**Assignment**. Type out the entries again, keeping every word unchanged.

+++

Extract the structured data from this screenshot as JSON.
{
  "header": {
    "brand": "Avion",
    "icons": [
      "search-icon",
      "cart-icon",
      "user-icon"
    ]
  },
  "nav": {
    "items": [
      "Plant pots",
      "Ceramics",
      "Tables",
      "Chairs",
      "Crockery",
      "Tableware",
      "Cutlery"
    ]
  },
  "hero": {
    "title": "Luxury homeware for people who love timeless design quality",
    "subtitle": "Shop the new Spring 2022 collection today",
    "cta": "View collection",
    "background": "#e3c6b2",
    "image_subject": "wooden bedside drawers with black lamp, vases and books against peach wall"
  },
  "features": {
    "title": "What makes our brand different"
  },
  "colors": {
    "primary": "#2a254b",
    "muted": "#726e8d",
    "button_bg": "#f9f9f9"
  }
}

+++

**Completed exercise**.
Extract the structured data from this screenshot as JSON.
{
  "header": {
    "brand": "Avion",
    "icons": [
      "search-icon",
      "cart-icon",
      "user-icon"
    ]
  },
  "nav": {
    "items": [
      "Plant pots",
      "Ceramics",
      "Tables",
      "Chairs",
      "Crockery",
      "Tableware",
      "Cutlery"
    ]
  },
  "hero": {
    "title": "Luxury homeware for people who love timeless design quality",
    "subtitle": "Shop the new Spring 2022 collection today",
    "cta": "View collection",
    "background": "#e3c6b2",
    "image_subject": "wooden bedside drawers with black lamp, vases and books against peach wall"
  },
  "features": {
    "title": "What makes our brand different"
  },
  "colors": {
    "primary": "#2a254b",
    "muted": "#726e8d",
    "button_bg": "#f9f9f9"
  }
}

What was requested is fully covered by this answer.